The progression of heart failure following a heart attack is driven by sustained levels of chronic inflammation. Researchers have now demonstrated the importance of inflammation in this case through the targeted removal of a critical population of T cells in mice, cells that become inappropriately inflammatory after injury to heart tissue. This selected destruction of immune cells produces a reversal of detrimental remodeling of heart muscle, as well as improvement in other inflammation-linked aspects of heart failure, such as fibrosis in heart tissue. Interestingly, this approach seems to result in lasting effects, as the replacement T cells, newly generated by the body, do not provoke further inflammation. All in all, this is a very promising set of data.

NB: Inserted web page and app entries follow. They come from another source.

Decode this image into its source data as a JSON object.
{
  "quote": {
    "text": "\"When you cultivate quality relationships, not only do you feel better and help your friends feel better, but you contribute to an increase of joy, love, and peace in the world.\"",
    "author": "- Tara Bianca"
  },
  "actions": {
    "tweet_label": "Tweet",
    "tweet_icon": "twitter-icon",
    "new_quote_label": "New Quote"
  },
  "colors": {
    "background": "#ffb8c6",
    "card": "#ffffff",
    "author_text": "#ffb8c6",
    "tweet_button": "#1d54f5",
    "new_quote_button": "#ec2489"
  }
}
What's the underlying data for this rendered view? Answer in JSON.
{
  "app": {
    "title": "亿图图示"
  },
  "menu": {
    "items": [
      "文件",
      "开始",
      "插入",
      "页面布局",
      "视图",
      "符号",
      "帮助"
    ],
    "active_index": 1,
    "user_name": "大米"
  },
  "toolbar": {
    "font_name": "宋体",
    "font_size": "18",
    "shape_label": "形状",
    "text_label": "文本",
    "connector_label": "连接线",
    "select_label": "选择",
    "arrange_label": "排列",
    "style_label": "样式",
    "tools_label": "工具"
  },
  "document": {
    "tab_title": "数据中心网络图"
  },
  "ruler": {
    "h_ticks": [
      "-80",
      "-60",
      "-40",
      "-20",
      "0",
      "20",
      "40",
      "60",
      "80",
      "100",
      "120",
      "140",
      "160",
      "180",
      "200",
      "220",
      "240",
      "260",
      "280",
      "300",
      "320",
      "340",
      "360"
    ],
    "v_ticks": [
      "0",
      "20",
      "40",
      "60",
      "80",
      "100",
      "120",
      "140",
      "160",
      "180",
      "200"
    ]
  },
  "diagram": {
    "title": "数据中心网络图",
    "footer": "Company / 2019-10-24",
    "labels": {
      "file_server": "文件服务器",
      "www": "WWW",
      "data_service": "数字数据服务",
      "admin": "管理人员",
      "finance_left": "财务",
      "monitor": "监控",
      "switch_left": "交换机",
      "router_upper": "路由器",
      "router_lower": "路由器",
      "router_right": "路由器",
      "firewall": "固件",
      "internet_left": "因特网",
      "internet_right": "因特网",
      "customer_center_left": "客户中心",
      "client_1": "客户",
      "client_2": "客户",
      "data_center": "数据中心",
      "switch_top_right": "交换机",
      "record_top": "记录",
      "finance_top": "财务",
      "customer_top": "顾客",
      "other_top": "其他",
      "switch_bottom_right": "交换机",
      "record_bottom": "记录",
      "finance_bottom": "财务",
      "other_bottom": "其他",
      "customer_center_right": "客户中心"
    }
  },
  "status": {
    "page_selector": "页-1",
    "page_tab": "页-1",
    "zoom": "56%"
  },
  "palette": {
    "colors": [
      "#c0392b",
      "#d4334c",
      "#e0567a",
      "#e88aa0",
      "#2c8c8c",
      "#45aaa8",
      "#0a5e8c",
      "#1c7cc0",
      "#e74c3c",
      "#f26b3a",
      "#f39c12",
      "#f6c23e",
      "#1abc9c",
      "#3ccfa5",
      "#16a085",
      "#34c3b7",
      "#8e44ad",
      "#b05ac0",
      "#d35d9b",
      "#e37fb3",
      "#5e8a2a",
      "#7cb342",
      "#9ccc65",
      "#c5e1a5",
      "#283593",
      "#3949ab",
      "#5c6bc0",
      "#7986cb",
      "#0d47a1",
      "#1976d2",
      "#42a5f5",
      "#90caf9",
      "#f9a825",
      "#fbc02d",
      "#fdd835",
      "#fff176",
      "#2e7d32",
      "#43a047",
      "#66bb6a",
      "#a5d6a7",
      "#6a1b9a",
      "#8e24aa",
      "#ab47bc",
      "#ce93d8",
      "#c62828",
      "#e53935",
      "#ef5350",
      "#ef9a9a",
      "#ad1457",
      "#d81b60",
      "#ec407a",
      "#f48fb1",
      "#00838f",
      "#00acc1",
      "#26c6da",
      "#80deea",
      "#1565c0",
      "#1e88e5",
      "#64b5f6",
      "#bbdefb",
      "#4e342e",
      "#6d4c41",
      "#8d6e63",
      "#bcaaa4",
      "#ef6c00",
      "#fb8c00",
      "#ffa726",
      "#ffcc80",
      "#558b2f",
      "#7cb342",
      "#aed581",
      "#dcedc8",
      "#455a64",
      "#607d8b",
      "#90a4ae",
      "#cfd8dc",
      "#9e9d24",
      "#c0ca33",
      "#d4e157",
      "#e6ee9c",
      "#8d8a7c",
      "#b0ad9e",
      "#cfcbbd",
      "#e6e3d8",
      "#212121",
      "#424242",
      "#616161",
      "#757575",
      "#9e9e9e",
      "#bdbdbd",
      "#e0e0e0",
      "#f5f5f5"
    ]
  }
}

A heart attack triggers an acute inflammatory response, followed by resolution of inflammation and wound healing. A severe heart attack, however, can cause chronic and sustained inflammation that leads to heart failure and death. Researchers have found that a group of immune cells called regulatory T-lymphocyte cells, or T-regs, appear to go rogue in heart failure. Instead of their normal job to resolve inflammation, the dysfunctional T-reg cells become pro-inflammatory and prevent the growth of new capillaries. Experimental